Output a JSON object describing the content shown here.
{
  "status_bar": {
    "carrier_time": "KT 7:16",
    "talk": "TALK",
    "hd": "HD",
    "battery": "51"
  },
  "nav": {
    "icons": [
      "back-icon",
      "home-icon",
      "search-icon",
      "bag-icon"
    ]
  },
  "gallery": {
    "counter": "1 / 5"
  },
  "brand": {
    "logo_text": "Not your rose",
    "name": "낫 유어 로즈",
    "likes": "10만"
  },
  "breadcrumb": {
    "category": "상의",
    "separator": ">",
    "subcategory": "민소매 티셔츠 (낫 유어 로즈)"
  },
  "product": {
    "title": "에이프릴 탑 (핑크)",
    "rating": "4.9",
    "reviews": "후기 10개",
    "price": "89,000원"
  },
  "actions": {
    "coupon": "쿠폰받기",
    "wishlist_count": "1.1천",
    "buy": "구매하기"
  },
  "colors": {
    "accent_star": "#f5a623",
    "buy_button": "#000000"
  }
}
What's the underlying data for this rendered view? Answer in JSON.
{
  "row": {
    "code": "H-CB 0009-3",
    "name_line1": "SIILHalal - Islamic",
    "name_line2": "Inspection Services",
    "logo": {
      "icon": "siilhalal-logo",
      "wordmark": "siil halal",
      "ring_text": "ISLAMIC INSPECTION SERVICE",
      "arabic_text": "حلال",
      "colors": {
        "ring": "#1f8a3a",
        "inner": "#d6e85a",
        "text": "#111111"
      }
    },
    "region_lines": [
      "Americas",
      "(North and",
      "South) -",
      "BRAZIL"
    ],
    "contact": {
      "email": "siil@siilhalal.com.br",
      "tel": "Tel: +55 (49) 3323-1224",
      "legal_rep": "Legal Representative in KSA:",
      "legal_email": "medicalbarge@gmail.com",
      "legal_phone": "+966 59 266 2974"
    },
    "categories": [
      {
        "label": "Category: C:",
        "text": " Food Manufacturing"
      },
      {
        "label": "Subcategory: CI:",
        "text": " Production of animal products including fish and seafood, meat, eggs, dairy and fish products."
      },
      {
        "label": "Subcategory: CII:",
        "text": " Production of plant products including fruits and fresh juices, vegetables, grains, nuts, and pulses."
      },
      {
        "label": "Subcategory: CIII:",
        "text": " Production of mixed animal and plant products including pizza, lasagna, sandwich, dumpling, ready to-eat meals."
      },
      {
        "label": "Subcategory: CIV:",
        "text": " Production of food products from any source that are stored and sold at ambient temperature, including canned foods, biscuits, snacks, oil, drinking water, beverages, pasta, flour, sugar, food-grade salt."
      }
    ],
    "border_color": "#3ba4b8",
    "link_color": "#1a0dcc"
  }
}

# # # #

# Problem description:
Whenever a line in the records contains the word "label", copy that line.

# Answer to this problem:
        "label": "Category: C:",
        "label": "Subcategory: CI:",
        "label": "Subcategory: CII:",
        "label": "Subcategory: CIII:",
        "label": "Subcategory: CIV:",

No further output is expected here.